For the most part, unless you're a psychopath, no one sets out to do evil. People feel they're justified in their actions, and Virginia felt justified, partly for good reason. What came out of her and Masters sleeping together changed the world, so it wasn't like, oh they were just having an affair. Not even close. But she was still sleeping with her friend's husband. To be able to compartmentalize and be a good friend … we get into that a bit in the first season, but that just gets weirder.
Oh I'm so happy to hear that -- I was watching the first few episodes thinking I couldn't wait a whole season knowing the inevitable. Masters is such a creeper, in a way …
[Laughs.] Poor guy! He just loves science!
I don't know! I don't know if he loves sex. I don't want to get into that. [Laughs.]
Seeing patients for their study leaves the door wide open for great guest stars. Who else will we see popping up?
Allison Janney has an amazing arc -- she's so fucking good on this show. She's sort of flawlessly perfect in everything, and a flawlessly perfect human being. Beau Bridges, obviously, is in it quite a bit. Mather [Zickle], people will know from a lot of comedy stuff, which I appreciate.
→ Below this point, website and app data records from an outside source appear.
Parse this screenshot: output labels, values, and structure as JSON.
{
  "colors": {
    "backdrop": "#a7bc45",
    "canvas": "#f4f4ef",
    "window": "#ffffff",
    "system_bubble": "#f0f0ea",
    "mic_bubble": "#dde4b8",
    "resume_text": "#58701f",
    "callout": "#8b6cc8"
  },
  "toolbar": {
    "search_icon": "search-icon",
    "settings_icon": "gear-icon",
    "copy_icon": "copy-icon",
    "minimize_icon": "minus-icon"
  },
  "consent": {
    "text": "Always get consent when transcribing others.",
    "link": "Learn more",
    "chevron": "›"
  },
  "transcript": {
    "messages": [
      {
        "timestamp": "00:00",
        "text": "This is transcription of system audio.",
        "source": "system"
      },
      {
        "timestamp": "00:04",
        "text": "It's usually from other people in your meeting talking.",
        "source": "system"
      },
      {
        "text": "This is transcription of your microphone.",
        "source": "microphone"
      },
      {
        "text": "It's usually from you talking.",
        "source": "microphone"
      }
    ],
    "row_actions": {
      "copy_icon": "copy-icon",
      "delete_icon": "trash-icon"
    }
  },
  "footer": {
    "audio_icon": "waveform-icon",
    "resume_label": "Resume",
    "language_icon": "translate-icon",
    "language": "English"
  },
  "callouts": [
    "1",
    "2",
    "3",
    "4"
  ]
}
You have a lot of comedy friends. It's kind of a comedy gang. Get all of them to come play!
I mean … I would love my gang. I tried to convince some of my friends to take a look at my ex-husband part, but they all were too freaked out by it. They wouldn't touch it. You have to be a certain type of actor who's willing to do some crazy shit if you want to be on this show, and a lot of people are kind of scared to do it. I love having comedy people on the show -- I think it brings a whole other layer to it. We have one comedian, actually -- Kevin Christy does a lot of stuff on our show, and he's hilarious. There's a lot of room for my comedy buddies to come and do the show, but it'll be interesting to see if they'll actually be brave enough to sign on.
I think it's good to stretch yourself as an actor and do something that scares the shit out of you. I know, personally, I'm always looking for roles that I think are terrifying.
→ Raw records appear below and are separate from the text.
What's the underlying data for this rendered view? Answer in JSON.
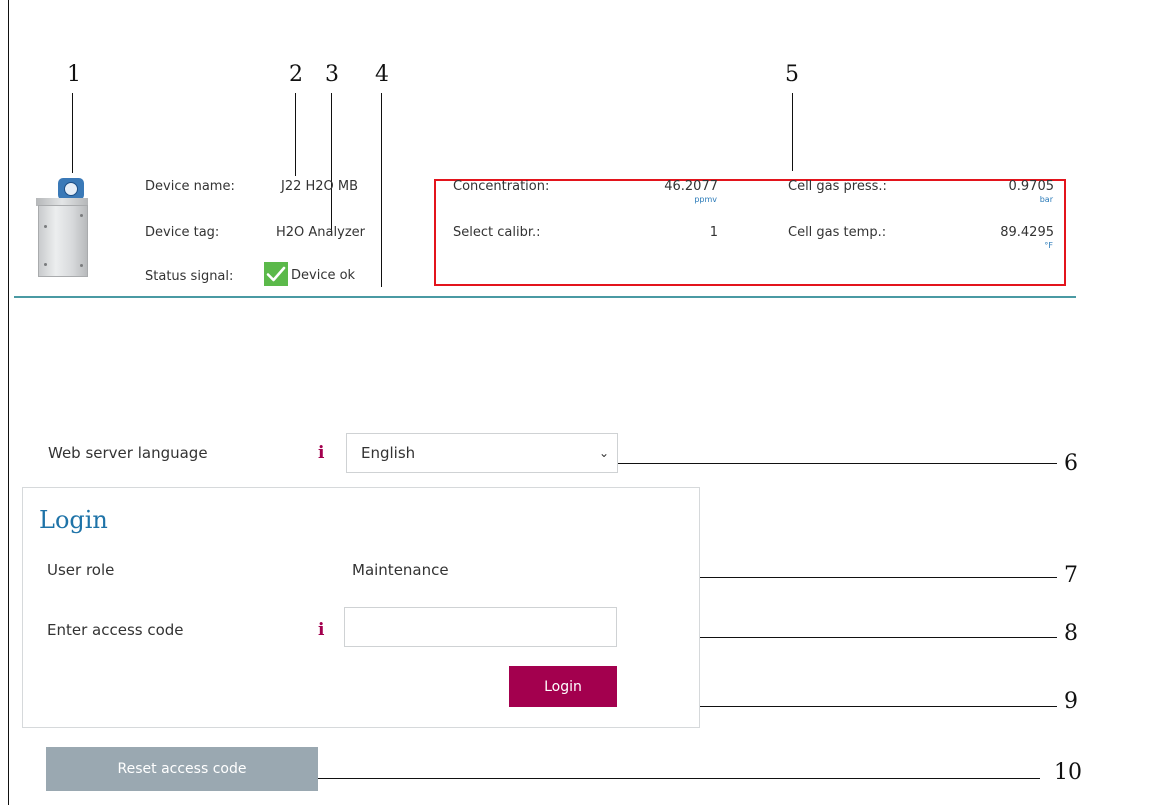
{
  "callouts": {
    "c1": "1",
    "c2": "2",
    "c3": "3",
    "c4": "4",
    "c5": "5",
    "c6": "6",
    "c7": "7",
    "c8": "8",
    "c9": "9",
    "c10": "10"
  },
  "header": {
    "device_name_label": "Device name:",
    "device_name_value": "J22 H2O MB",
    "device_tag_label": "Device tag:",
    "device_tag_value": "H2O Analyzer",
    "status_signal_label": "Status signal:",
    "status_signal_value": "Device ok",
    "device_image_icon": "analyzer-cabinet-icon",
    "status_icon": "checkmark-icon"
  },
  "measurements": {
    "concentration_label": "Concentration:",
    "concentration_value": "46.2077",
    "concentration_unit": "ppmv",
    "select_calibr_label": "Select calibr.:",
    "select_calibr_value": "1",
    "cell_gas_press_label": "Cell gas press.:",
    "cell_gas_press_value": "0.9705",
    "cell_gas_press_unit": "bar",
    "cell_gas_temp_label": "Cell gas temp.:",
    "cell_gas_temp_value": "89.4295",
    "cell_gas_temp_unit": "°F"
  },
  "language": {
    "label": "Web server language",
    "selected": "English",
    "info_icon": "i"
  },
  "login": {
    "title": "Login",
    "user_role_label": "User role",
    "user_role_value": "Maintenance",
    "access_code_label": "Enter access code",
    "access_code_value": "",
    "info_icon": "i",
    "login_button": "Login"
  },
  "reset": {
    "button": "Reset access code"
  },
  "colors": {
    "accent": "#a3004e",
    "title_blue": "#1e73a8",
    "header_rule": "#4a9aa3",
    "highlight_box": "#e3141c",
    "status_ok": "#5bb94a",
    "reset_button": "#9aa8b1"
  }
}
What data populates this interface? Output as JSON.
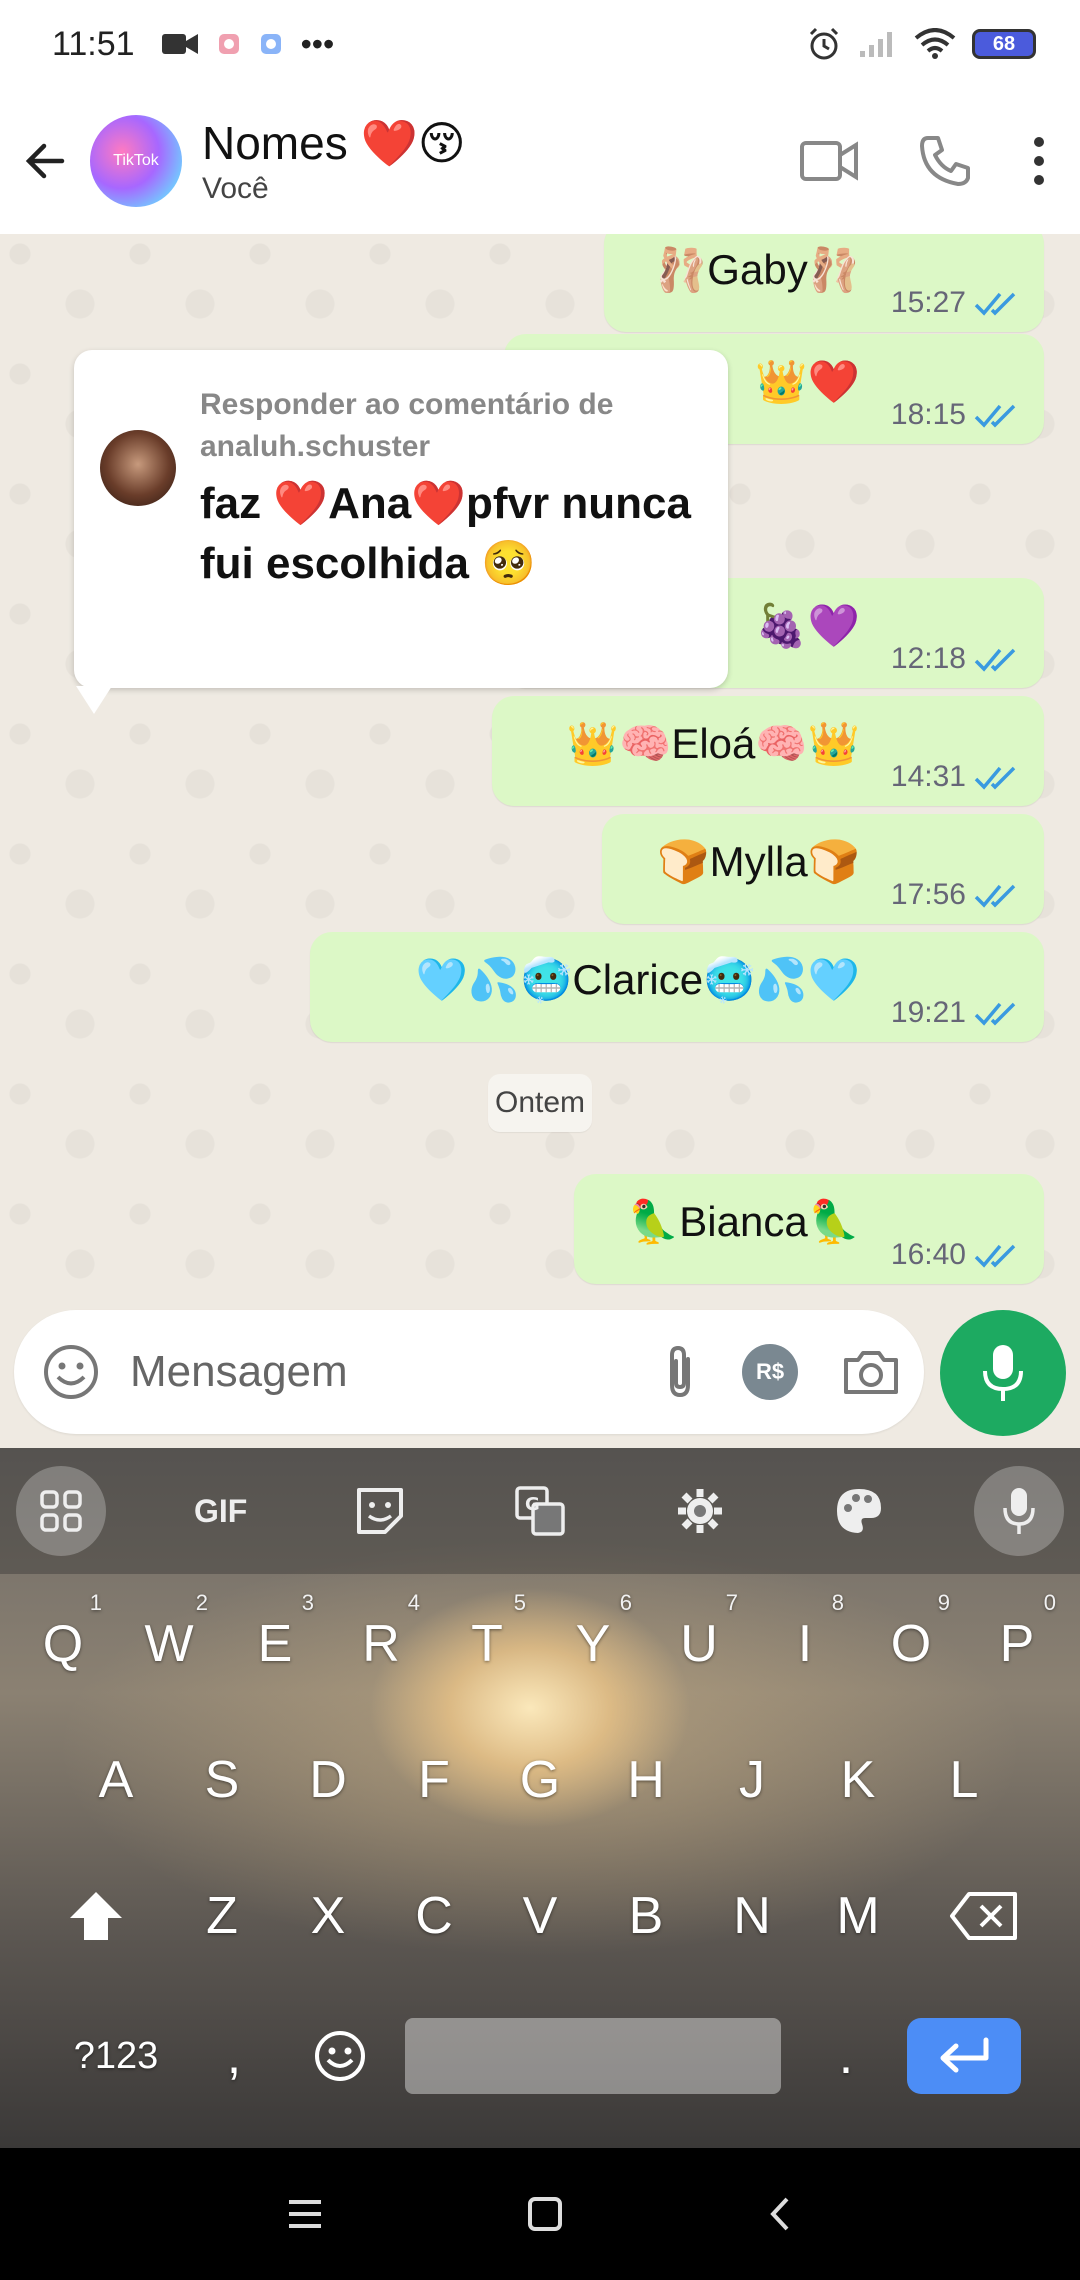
{
  "status_bar": {
    "time": "11:51",
    "more": "•••",
    "battery": "68"
  },
  "header": {
    "title": "Nomes ❤️😚",
    "subtitle": "Você",
    "avatar_text": "TikTok"
  },
  "messages": [
    {
      "text": "🩰Gaby🩰",
      "time": "15:27"
    },
    {
      "text": "👑❤️",
      "time": "18:15"
    },
    {
      "text": "🍇💜",
      "time": "12:18"
    },
    {
      "text": "👑🧠Eloá🧠👑",
      "time": "14:31"
    },
    {
      "text": "🍞Mylla🍞",
      "time": "17:56"
    },
    {
      "text": "🩵💦🥶Clarice🥶💦🩵",
      "time": "19:21"
    },
    {
      "text": "🦜Bianca🦜",
      "time": "16:40"
    }
  ],
  "date_chip": "Ontem",
  "reply_card": {
    "label": "Responder ao comentário de analuh.schuster",
    "comment": "faz ❤️Ana❤️pfvr nunca fui escolhida 🥺"
  },
  "composer": {
    "placeholder": "Mensagem",
    "payment_label": "R$"
  },
  "keyboard": {
    "toolbar": {
      "gif": "GIF"
    },
    "row1": [
      {
        "key": "Q",
        "hint": "1"
      },
      {
        "key": "W",
        "hint": "2"
      },
      {
        "key": "E",
        "hint": "3"
      },
      {
        "key": "R",
        "hint": "4"
      },
      {
        "key": "T",
        "hint": "5"
      },
      {
        "key": "Y",
        "hint": "6"
      },
      {
        "key": "U",
        "hint": "7"
      },
      {
        "key": "I",
        "hint": "8"
      },
      {
        "key": "O",
        "hint": "9"
      },
      {
        "key": "P",
        "hint": "0"
      }
    ],
    "row2": [
      "A",
      "S",
      "D",
      "F",
      "G",
      "H",
      "J",
      "K",
      "L"
    ],
    "row3": [
      "Z",
      "X",
      "C",
      "V",
      "B",
      "N",
      "M"
    ],
    "bottom": {
      "symbols": "?123",
      "comma": ",",
      "period": "."
    }
  }
}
But some actors avoid that at all costs, and you've made a career out of it.
I know -- keep being afraid of it! Keep not wanting to take your clothes off, ladies! More for me!
You're not scared to show a nipple …
[Laughs.] Unfortunately I'm really not. Yeah, there's one interesting nipple story I can tell you. In the script, I was supposed to be measuring a girl's nipple, and as written, it was something like "3.5 centimeters!" or something. But I was measuring it and it was not what it was saying it was in the script. So I had to go talk to the producers, like "Are you going to change that?" Just talking, in depth, about the size of a total stranger's nipples. [Laughs.] Yeah, it's an odd job.
"Masters of Sex" premieres Sun., Sept. 29 at 10 p.m. on Showtime.